→ WORK INSTRUCTION: The records must be duplicated exactly, with every picture left out.

Segment Start: DATA UNDER STUDY

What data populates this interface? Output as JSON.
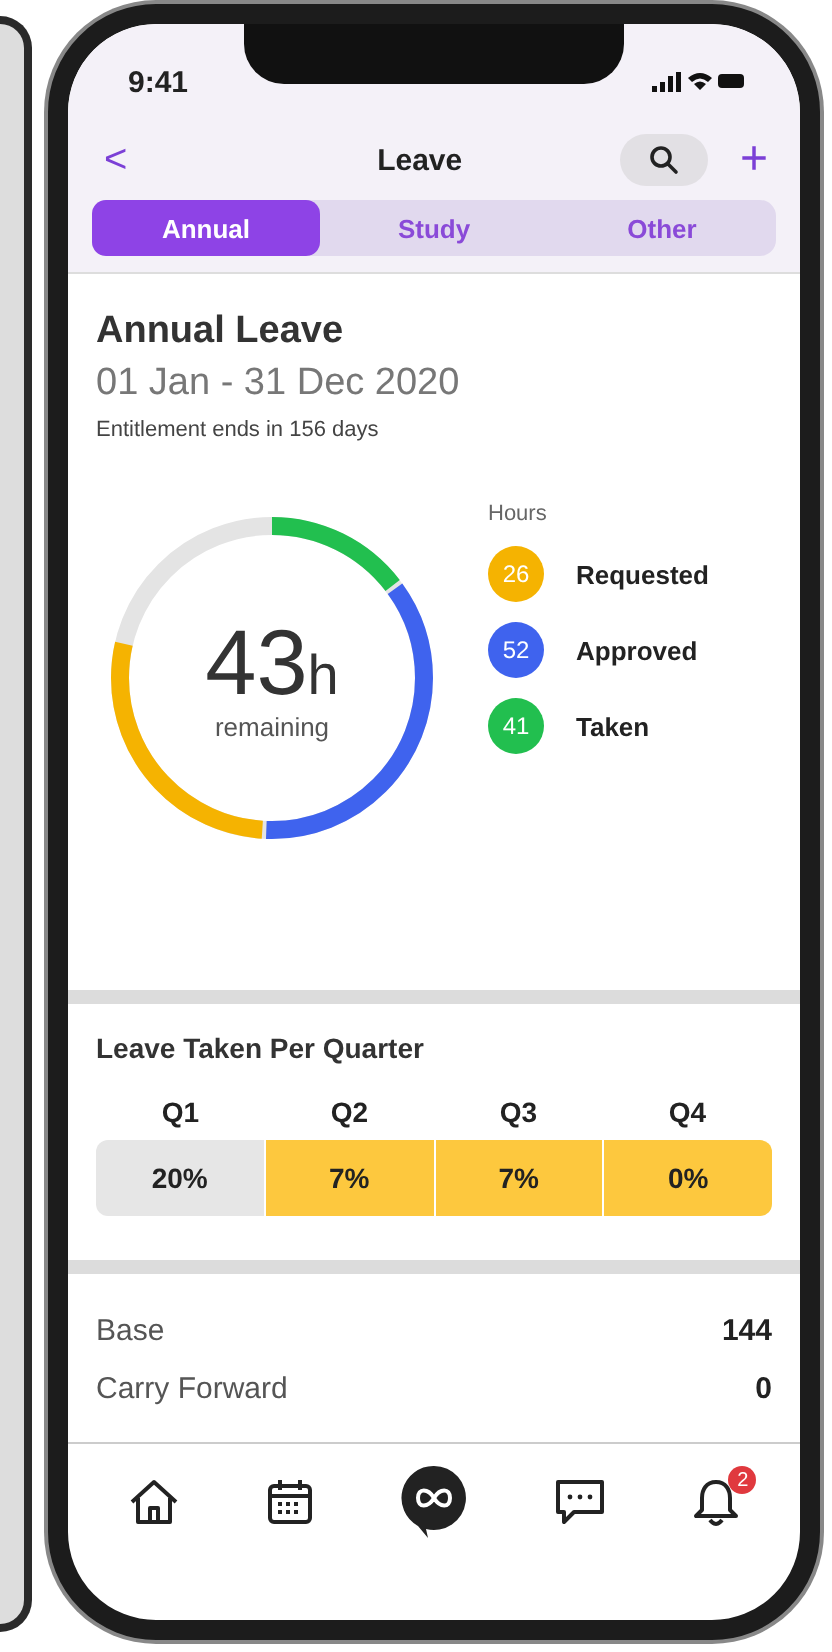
{
  "status_bar": {
    "time": "9:41"
  },
  "header": {
    "back": "<",
    "title": "Leave",
    "add": "+"
  },
  "tabs": [
    {
      "label": "Annual",
      "selected": true
    },
    {
      "label": "Study",
      "selected": false
    },
    {
      "label": "Other",
      "selected": false
    }
  ],
  "summary": {
    "title": "Annual Leave",
    "period": "01 Jan - 31 Dec 2020",
    "note": "Entitlement ends in 156 days",
    "remaining_value": "43",
    "remaining_unit": "h",
    "remaining_label": "remaining",
    "legend_title": "Hours",
    "legend": [
      {
        "value": "26",
        "label": "Requested",
        "color": "#f5b301"
      },
      {
        "value": "52",
        "label": "Approved",
        "color": "#3f63ee"
      },
      {
        "value": "41",
        "label": "Taken",
        "color": "#22bf4f"
      }
    ]
  },
  "quarters": {
    "title": "Leave Taken Per Quarter",
    "items": [
      {
        "label": "Q1",
        "value": "20%",
        "color": "#e6e6e6"
      },
      {
        "label": "Q2",
        "value": "7%",
        "color": "#fdc83e"
      },
      {
        "label": "Q3",
        "value": "7%",
        "color": "#fdc83e"
      },
      {
        "label": "Q4",
        "value": "0%",
        "color": "#fdc83e"
      }
    ]
  },
  "balances": [
    {
      "label": "Base",
      "value": "144"
    },
    {
      "label": "Carry Forward",
      "value": "0"
    }
  ],
  "nav": [
    {
      "kind": "home"
    },
    {
      "kind": "calendar"
    },
    {
      "kind": "center"
    },
    {
      "kind": "chat"
    },
    {
      "kind": "bell",
      "badge": "2"
    }
  ]
}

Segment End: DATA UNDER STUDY

→ WRITTEN ANSWER:
What data populates this interface? Output as JSON.
{
  "status_bar": {
    "time": "9:41"
  },
  "header": {
    "back": "<",
    "title": "Leave",
    "add": "+"
  },
  "tabs": [
    {
      "label": "Annual",
      "selected": true
    },
    {
      "label": "Study",
      "selected": false
    },
    {
      "label": "Other",
      "selected": false
    }
  ],
  "summary": {
    "title": "Annual Leave",
    "period": "01 Jan - 31 Dec 2020",
    "note": "Entitlement ends in 156 days",
    "remaining_value": "43",
    "remaining_unit": "h",
    "remaining_label": "remaining",
    "legend_title": "Hours",
    "legend": [
      {
        "value": "26",
        "label": "Requested",
        "color": "#f5b301"
      },
      {
        "value": "52",
        "label": "Approved",
        "color": "#3f63ee"
      },
      {
        "value": "41",
        "label": "Taken",
        "color": "#22bf4f"
      }
    ]
  },
  "quarters": {
    "title": "Leave Taken Per Quarter",
    "items": [
      {
        "label": "Q1",
        "value": "20%",
        "color": "#e6e6e6"
      },
      {
        "label": "Q2",
        "value": "7%",
        "color": "#fdc83e"
      },
      {
        "label": "Q3",
        "value": "7%",
        "color": "#fdc83e"
      },
      {
        "label": "Q4",
        "value": "0%",
        "color": "#fdc83e"
      }
    ]
  },
  "balances": [
    {
      "label": "Base",
      "value": "144"
    },
    {
      "label": "Carry Forward",
      "value": "0"
    }
  ],
  "nav": [
    {
      "kind": "home"
    },
    {
      "kind": "calendar"
    },
    {
      "kind": "center"
    },
    {
      "kind": "chat"
    },
    {
      "kind": "bell",
      "badge": "2"
    }
  ]
}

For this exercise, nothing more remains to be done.